For Q-switched lasers, Nd:YVO4 does not allow for pulse energies as high as for Nd:YAG, because its capability for energy storage is lower than that of Nd:YAG due to the lower upper-state lifetime and the high gain efficiency. On the other hand, Nd:YVO4 is better suited for high pulse repetition rates, where it still allows the generation of fairly short Q-switched pulses.
Compared with Nd:YVO4, Nd:GdVO4 has a similar thermal conductivity, a slightly shorter emission wavelength (1063 nm), a somewhat larger gain bandwidth, lower emission cross sections, and still higher pump absorption. Note, however, that the published data concerning thermal conductivity of vanadate crystals differ considerably, so there are some significant uncertainties.
Pay no attention to the man behind the curtain.... This place ought to be renamed Laser Oz.
That reminds me of the video you posted. So just say you don’t want to help me. Hehehe.
All good stuff but I think that was like drinking from a fire hose.
hey do you have safety glasses. Did you read the stickies.
dude eveytwith lasers is not easy nor cheap. Alignment is everything. Sometimes you need to be incredibly precise. If you want to play try finding a dpss laser that’s low power that you can open and tweak to see how stuff works. Casix use to make a crystal with the coatings and all lined up so all you did was add an 808nm diode. This is somewhatinexpensive but rewarding to just see something work.
you can try an 808nm pump diode and a piece of coated nd:yvo4 and play with optics to couple the diode to the crystal and how temperature plays a role. That makes infrared so you need a meter to see it. Then you can add in ktp and play again with temp to see some visible photons. Take it one step at a time and protect your eyes. You’ll really need to do a bunch of reading. You might find a kit for this. Alaskan and the others are amazing sources of reference but you need to learn to crawl first. I mean I’m not going toss crystal symmetry cutting and phase matching nor lensing at you to start. Beam coupling quality. Thermal and electronic effects with upper population inversions. Etc.... you just want to see some photons. I think?

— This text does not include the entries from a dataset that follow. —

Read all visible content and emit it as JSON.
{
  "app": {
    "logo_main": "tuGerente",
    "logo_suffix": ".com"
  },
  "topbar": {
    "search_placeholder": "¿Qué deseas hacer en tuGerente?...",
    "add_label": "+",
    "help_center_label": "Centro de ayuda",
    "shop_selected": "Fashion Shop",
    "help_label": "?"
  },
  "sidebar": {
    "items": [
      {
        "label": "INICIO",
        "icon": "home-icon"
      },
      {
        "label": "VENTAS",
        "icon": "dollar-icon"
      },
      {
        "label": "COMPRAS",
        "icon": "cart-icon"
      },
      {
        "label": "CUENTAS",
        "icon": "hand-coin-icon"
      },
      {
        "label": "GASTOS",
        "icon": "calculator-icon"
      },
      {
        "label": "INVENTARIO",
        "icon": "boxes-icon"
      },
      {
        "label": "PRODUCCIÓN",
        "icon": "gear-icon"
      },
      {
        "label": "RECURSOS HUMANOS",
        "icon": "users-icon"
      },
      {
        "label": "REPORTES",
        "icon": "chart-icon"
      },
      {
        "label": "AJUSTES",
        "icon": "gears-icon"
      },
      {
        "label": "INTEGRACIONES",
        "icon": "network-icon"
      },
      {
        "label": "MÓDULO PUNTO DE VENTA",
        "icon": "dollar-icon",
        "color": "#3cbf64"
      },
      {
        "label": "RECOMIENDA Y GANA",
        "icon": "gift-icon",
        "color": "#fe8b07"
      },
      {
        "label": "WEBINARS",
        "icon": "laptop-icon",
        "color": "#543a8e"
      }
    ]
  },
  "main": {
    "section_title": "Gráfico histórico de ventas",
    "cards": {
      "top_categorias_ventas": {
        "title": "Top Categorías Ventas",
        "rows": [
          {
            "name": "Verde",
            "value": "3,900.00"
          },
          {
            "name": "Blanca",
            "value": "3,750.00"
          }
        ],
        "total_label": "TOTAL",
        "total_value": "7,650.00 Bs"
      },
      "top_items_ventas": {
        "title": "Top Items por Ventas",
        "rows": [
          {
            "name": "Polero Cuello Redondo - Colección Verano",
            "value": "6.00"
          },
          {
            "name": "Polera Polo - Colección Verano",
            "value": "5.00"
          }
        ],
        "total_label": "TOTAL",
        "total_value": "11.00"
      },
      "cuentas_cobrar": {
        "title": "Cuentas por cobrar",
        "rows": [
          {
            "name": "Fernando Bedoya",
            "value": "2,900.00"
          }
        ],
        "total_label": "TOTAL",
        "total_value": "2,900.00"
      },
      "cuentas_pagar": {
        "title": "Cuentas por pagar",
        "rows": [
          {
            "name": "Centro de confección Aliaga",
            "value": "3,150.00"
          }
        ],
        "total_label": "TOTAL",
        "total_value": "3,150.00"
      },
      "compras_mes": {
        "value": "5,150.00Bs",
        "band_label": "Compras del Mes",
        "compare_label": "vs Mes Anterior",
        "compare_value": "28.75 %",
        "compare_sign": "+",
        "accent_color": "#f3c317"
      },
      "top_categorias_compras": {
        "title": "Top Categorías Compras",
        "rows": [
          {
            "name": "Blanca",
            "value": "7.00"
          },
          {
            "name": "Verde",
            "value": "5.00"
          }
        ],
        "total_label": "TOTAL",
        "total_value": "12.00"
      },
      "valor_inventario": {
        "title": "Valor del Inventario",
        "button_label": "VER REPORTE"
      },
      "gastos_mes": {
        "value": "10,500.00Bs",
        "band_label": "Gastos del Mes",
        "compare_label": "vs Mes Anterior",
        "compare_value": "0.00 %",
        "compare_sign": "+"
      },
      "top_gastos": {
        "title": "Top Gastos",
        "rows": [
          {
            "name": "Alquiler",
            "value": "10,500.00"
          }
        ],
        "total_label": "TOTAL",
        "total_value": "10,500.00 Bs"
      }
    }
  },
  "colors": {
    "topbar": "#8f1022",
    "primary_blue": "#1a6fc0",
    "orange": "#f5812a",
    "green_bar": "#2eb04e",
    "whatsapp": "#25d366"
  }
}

Glad you posted that, this is an area of interest for me too. Just that his question was something you could easily find the answer to, but members here are often willing to help regardless because sometimes finding the right search term is the problem, if you can't ask the right question, you cannot find the right answer.